Peter wrote that we are to “prepare our minds for action.” This means that we need to be constantly looking to God, hiding His Word in our hearts, and growing before Him regardless of how clearly we may see or not see the action ahead. To prepare our minds for action means that we are to continually be making ourselves ready for His use. We are not to sit back and wait, only to get ready when an opportunity arises.

He also said that we are to “keep sober in spirit” or “sober-minded.” Sober has the idea being self-controlled and not easily swayed by circumstances or obstacles. It means thinking clearly and not being intoxicated or deluded by other fancies, fears, or frustrations. And it means doing things right, not cutting corners or holding back. One commentator wrote, “The sober Christian is correctly in charge of his priorities and not intoxicated with the various allurements of the world” (MacArthur Study Bible). Paul wrote in 1 Thessalonians, “so then let us not sleep as others do, but let us be alert and sober. For those who sleep do their sleeping at night, and those who get drunk get drunk at night. But since we are of the day, let us be sober, having put on the breastplate of faith and love, and as a helmet, the hope of salvation.” (1 Thessalonians 5:6–8, NASB95) And then in 2 Timothy he wrote, “But you [Timothy], be sober in all things, endure hardship, do the work of an evangelist, fulfill your ministry.” (2 Timothy 4:5, NASB95) Clearly things are not intended to be easy. What is intended is not that we see clearly, but that we trust God fully during these difficult and challenging days and even in the face of obstacles for which we see no quick or obvious resolution.

Lastly, in this verse, Peter wrote that we are to “fix [our] hope completely….” Maybe the most important part of this instruction our focus on the end. What we often see as the objective is not necessarily what God has in mind. It may not be about us holding on to achieve a desired or believed appropriate goal, but in fixing our hope on the real end which Peter wrote is “on the grace to be brought to you at the revelation of Jesus Christ.” For over four years we have been searching out God’s leading for me in ministry, and we’ve had many difficult days. There have been days when I have wanted to give up and walk away. There have been days when burdens of caring for and proving for my family have pressed in very powerfully, and honestly there have been days when I have questioned whether we listened rightly and set our course appropriately. On the days when my back aches standing in a cash register I begin to wonder if there is really reason to hope for anything different. All of this can ultimately become very disrupting to hope and faith when they become bigger than the end which we will all realize when we see our Lord face to face.

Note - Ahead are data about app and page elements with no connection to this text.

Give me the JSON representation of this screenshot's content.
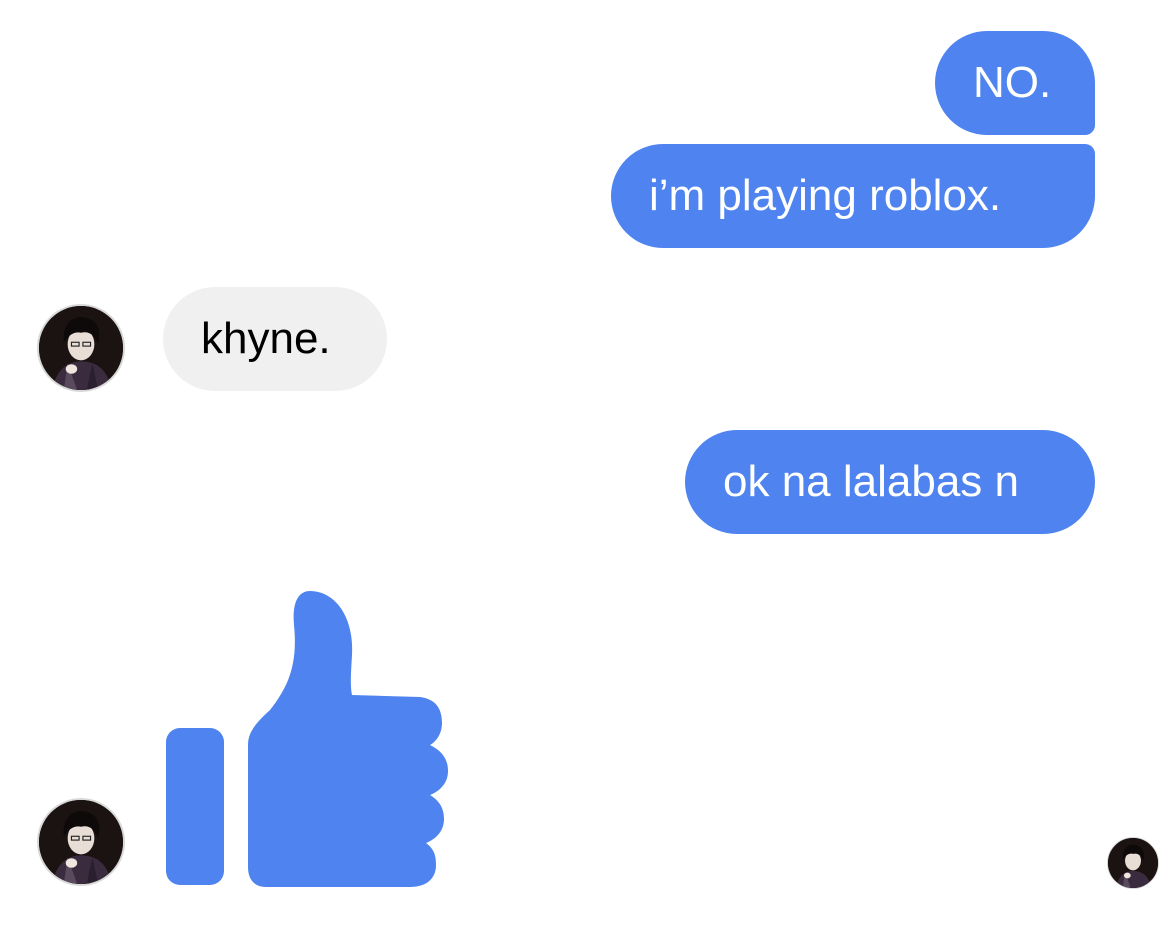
{
  "conversation": {
    "accent_color": "#4f83ef",
    "incoming_bubble_color": "#f0f0f0",
    "messages": [
      {
        "sender": "me",
        "text": "NO."
      },
      {
        "sender": "me",
        "text": "i’m playing roblox."
      },
      {
        "sender": "contact",
        "text": "khyne."
      },
      {
        "sender": "me",
        "text": "ok na lalabas n"
      },
      {
        "sender": "contact",
        "type": "sticker",
        "icon": "thumbs-up-icon"
      }
    ],
    "read_receipt": {
      "icon": "avatar"
    }
  }
}
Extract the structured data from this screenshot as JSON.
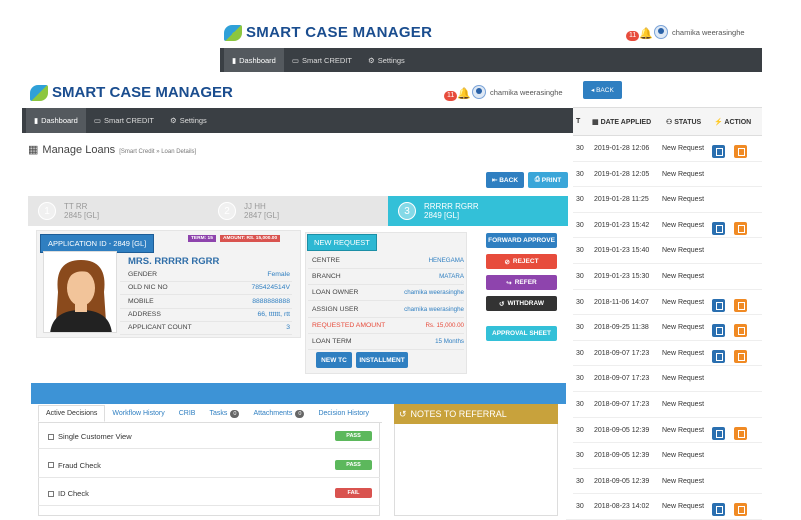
{
  "brand": {
    "name": "SMART CASE MANAGER"
  },
  "back_window": {
    "notif_count": "11",
    "user_name": "chamika weerasinghe",
    "nav": [
      "Dashboard",
      "Smart CREDIT",
      "Settings"
    ],
    "back_label": "BACK",
    "table": {
      "headers": {
        "date": "DATE APPLIED",
        "status": "STATUS",
        "action": "ACTION"
      },
      "rows": [
        {
          "left": "30",
          "date": "2019-01-28 12:06",
          "status": "New Request",
          "actions": true
        },
        {
          "left": "30",
          "date": "2019-01-28 12:05",
          "status": "New Request",
          "actions": false
        },
        {
          "left": "30",
          "date": "2019-01-28 11:25",
          "status": "New Request",
          "actions": false
        },
        {
          "left": "30",
          "date": "2019-01-23 15:42",
          "status": "New Request",
          "actions": true
        },
        {
          "left": "30",
          "date": "2019-01-23 15:40",
          "status": "New Request",
          "actions": false
        },
        {
          "left": "30",
          "date": "2019-01-23 15:30",
          "status": "New Request",
          "actions": false
        },
        {
          "left": "30",
          "date": "2018-11-06 14:07",
          "status": "New Request",
          "actions": true
        },
        {
          "left": "30",
          "date": "2018-09-25 11:38",
          "status": "New Request",
          "actions": true
        },
        {
          "left": "30",
          "date": "2018-09-07 17:23",
          "status": "New Request",
          "actions": true
        },
        {
          "left": "30",
          "date": "2018-09-07 17:23",
          "status": "New Request",
          "actions": false
        },
        {
          "left": "30",
          "date": "2018-09-07 17:23",
          "status": "New Request",
          "actions": false
        },
        {
          "left": "30",
          "date": "2018-09-05 12:39",
          "status": "New Request",
          "actions": true
        },
        {
          "left": "30",
          "date": "2018-09-05 12:39",
          "status": "New Request",
          "actions": false
        },
        {
          "left": "30",
          "date": "2018-09-05 12:39",
          "status": "New Request",
          "actions": false
        },
        {
          "left": "30",
          "date": "2018-08-23 14:02",
          "status": "New Request",
          "actions": true
        }
      ]
    }
  },
  "front_window": {
    "notif_count": "11",
    "user_name": "chamika weerasinghe",
    "nav": [
      "Dashboard",
      "Smart CREDIT",
      "Settings"
    ],
    "page_title": "Manage Loans",
    "breadcrumb": "[Smart Credit » Loan Details]",
    "back_label": "BACK",
    "print_label": "PRINT",
    "steps": [
      {
        "num": "1",
        "name": "TT RR",
        "amount": "2845 [GL]"
      },
      {
        "num": "2",
        "name": "JJ HH",
        "amount": "2847 [GL]"
      },
      {
        "num": "3",
        "name": "RRRRR RGRR",
        "amount": "2849 [GL]"
      }
    ],
    "application_id": "APPLICATION ID - 2849 [GL]",
    "term_tag": "TERM: 15",
    "amount_tag": "AMOUNT: RS. 15,000.00",
    "customer": {
      "name": "MRS. RRRRR RGRR",
      "fields": [
        {
          "label": "GENDER",
          "value": "Female"
        },
        {
          "label": "OLD NIC NO",
          "value": "785424514V"
        },
        {
          "label": "MOBILE",
          "value": "8888888888"
        },
        {
          "label": "ADDRESS",
          "value": "66, tttttt, rtt"
        },
        {
          "label": "APPLICANT COUNT",
          "value": "3"
        }
      ]
    },
    "request": {
      "badge": "NEW REQUEST",
      "fields": [
        {
          "label": "CENTRE",
          "value": "HENEGAMA"
        },
        {
          "label": "BRANCH",
          "value": "MATARA"
        },
        {
          "label": "LOAN OWNER",
          "value": "chamika weerasinghe"
        },
        {
          "label": "ASSIGN USER",
          "value": "chamika weerasinghe"
        },
        {
          "label": "REQUESTED AMOUNT",
          "value": "Rs. 15,000.00"
        },
        {
          "label": "LOAN TERM",
          "value": "15 Months"
        }
      ],
      "new_tc": "NEW TC",
      "installment": "INSTALLMENT"
    },
    "actions": {
      "forward": "FORWARD APPROVE",
      "reject": "REJECT",
      "refer": "REFER",
      "withdraw": "WITHDRAW",
      "approval_sheet": "APPROVAL SHEET"
    },
    "tabs": [
      {
        "label": "Active Decisions",
        "count": ""
      },
      {
        "label": "Workflow History",
        "count": ""
      },
      {
        "label": "CRIB",
        "count": ""
      },
      {
        "label": "Tasks",
        "count": "0"
      },
      {
        "label": "Attachments",
        "count": "0"
      },
      {
        "label": "Decision History",
        "count": ""
      }
    ],
    "decisions": [
      {
        "label": "Single Customer View",
        "status": "PASS"
      },
      {
        "label": "Fraud Check",
        "status": "PASS"
      },
      {
        "label": "ID Check",
        "status": "FAIL"
      }
    ],
    "referral_title": "NOTES TO REFERRAL"
  },
  "colors": {
    "primary": "#2f7fc1",
    "nav": "#3a3f44",
    "step_active": "#33c0d8",
    "pass": "#5cb85c",
    "fail": "#d9534f",
    "refer": "#8e44ad",
    "referral": "#c8a23c"
  }
}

On the 7th I leave two decades of the F’s behind and enter the S’s. I don’t know what God has in store for 2017 or whether a church will be led by Him to call me as their next pastor. I don’t know what work lies ahead or what will come of the struggles. I do know that even as 2016 ended, God showed Himself through His people in incredible and loving ways. And, knowing His faithfulness while looking forward to the great hope He has given us for eternity I resolve to make the admonition of Peter my overarching objective for the future. “Therefore, prepare your minds for action, keep sober in spirit, fix your hope completely on the grace to be brought to you at the revelation of Jesus Christ.”